All Cam wants to do is sink into her depression and guilt, but mysteries demand answers, conspiracies need to be revealed, and time as we know it may be running out…

BFF Charm: Maybe

Camryn seems nice enough, and she’s been dealing with a lot lately, with her panic attacks increasing over the last year and now the loss of her mother and the possible loss of her sanity. She’s walled herself off from her old friends and is doing homeschooling to get through the rest of high school. Because this book was so action-oriented, I can’t say I got a good impression of who Cam really is. I did appreciate that she kept pushing herself not to give up, because Lord knows I’d be a sobbing mess in her shoes, but I don’t know if that’s enough to base a friendship on.

Swoonworthy Scale: 2

This really wasn’t a kissing book, what with all the killing and explosions and life or death stakes cropping up. I went through half the story thinking this might be one of those rare reads where a teenage guy and girl are in close quarters (see above: no further than ten feet) and don’t hook up. But there were some feelings floating out there in the ether. I won't say it was totally instalove, but the way it unfolded didn't make me super invested in the couple.


Talky Talk: Sci-Fi Lite

I liked the concept Hughes came up with; it’s a conspiracy theory, time travel, alternate dimension smorgasbord and has elements of many things I love in a sci-fi mystery. It was an easy book to get through, and I think there were only minor moments where explanations felt muddied. I wanted to love the story more than I did, though, and it felt in part due to the execution of the aforementioned concepts. The characterization was a bit weak, especially in pivotal characters like Quint (hence my lack of interest in the romance). He needed a strong personality to make up for his lack of memories, but the conversations between he and Cam were banal. There were so many moving pieces to the plot that I would’ve also wished for a longer page count to really give certain elements time to shine. The base where Cam’s mom works is part of a “new scientific division of the Army”, which sounds pretty intriguing, but there was never time to explore that concept beyond a simple setup. It was a decent first novel and I hope for more future inventive plotlines from Hughes. 
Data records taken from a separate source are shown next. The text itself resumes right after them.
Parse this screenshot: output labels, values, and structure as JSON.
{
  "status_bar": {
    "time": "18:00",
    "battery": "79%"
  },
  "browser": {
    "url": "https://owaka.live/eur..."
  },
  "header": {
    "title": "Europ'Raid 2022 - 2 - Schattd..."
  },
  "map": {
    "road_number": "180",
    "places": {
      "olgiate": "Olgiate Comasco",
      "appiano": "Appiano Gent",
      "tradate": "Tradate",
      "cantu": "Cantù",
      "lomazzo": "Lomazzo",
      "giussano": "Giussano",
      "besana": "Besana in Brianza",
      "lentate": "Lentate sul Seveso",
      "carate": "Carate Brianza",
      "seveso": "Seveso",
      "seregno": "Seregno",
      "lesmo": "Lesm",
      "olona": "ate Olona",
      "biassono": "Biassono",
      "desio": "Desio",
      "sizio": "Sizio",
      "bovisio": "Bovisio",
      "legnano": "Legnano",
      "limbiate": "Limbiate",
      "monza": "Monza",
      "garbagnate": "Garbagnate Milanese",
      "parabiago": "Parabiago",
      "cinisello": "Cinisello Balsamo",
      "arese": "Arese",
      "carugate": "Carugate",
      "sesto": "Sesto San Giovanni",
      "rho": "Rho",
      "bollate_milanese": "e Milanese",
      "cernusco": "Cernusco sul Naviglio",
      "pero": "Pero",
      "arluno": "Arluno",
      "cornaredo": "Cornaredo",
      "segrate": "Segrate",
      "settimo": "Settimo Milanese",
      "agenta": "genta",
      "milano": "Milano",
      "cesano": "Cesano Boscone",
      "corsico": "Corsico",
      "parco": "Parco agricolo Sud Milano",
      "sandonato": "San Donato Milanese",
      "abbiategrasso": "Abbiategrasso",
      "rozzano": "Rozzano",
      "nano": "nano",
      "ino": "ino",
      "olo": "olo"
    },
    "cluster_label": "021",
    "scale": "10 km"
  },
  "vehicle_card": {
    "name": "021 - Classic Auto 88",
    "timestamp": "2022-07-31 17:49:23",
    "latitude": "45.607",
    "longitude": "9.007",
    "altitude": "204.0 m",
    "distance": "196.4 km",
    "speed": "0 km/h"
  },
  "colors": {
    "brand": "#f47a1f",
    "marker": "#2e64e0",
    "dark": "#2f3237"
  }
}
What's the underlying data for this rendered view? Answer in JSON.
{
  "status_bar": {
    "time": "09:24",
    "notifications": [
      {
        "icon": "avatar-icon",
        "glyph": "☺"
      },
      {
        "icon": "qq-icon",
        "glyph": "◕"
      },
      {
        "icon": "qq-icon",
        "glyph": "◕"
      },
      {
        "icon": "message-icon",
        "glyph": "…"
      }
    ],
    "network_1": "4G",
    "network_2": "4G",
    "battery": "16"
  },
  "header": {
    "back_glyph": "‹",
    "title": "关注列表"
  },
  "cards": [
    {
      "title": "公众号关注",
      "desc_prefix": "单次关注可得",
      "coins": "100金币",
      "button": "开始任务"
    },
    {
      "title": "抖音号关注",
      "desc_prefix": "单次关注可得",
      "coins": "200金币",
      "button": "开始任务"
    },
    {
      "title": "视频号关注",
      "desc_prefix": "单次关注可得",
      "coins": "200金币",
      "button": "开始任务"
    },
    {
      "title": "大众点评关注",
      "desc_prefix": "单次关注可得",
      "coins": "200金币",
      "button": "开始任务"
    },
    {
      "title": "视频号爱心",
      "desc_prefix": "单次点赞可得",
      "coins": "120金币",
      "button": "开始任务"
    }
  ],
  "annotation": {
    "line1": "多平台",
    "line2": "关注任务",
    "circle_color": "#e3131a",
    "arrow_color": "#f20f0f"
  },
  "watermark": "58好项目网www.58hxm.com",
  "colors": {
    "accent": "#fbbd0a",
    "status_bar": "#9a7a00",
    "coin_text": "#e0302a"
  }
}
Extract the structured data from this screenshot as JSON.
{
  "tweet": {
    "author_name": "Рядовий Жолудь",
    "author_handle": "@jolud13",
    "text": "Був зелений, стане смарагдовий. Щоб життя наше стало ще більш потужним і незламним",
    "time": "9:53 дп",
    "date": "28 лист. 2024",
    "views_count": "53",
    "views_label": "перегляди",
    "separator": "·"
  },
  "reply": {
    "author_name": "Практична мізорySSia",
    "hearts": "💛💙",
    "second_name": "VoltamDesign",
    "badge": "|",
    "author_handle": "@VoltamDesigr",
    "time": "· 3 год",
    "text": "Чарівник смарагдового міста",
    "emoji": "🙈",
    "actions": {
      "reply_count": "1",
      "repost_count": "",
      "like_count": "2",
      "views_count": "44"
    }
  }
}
Bonus Factor: Moral Codes

Camryn faces an increasingly crazy-ass world, and there are several situations she finds herself in that force her to question the core of who she is and what she believes. It’s easy to say you’ll never be a killer when you aren’t pointing the barrel of a gun at someone…

Bonus Factor: Wibbly Wobbly Timey Wimey Stuff

Yup, the concepts of experiencing time travel or the possibility of infinite dimensions are just never not going to be interesting to me.

Relationship Status: Your Pseudo-Therapist Friend

Hey, Book, whenever you’re done going through what you’re going through, remember when we were still sorta friends? If you want to give me a call and get some weird stuff off your chest, I’ll hear you out with an open mind. I can’t promise I’ll believe everything you say, but I’ll listen politely.

Literary Matchmaking:

  

• For a better take on alternate dimensions, avenging family members, and complicated boys, read Claudia Gray’s fabulous Firebird trilogy that starts with A Thousand Pieces of You

• Check out Invictus by Ryan Graudin for another standalone that deals in timey-wimey high stakes and features a great set of time travelers. 

• Look to Heidi Heilig’s The Girl From Everywhere for a slightly more fantastical take on the idea of people controlling energy and time. 

FTC Full Disclosure: I received my free review copy from Page Street Publishing. I received neither money nor peanut butter cups in exchange for this review. Afterimage is available now.

Stephanie Johnston's photo About the Author: Stephanie is an avid reader who moonlights as a college Educational Advisor. Though she now calls Orlando home, she grew up all over the U.S. Aside from her obsession with YA books and book-related activities, Stephanie loves watching way too much television, reading organizational/DIY blogs, planning awesome parties, Halloween decorating, and playing live-action escape games.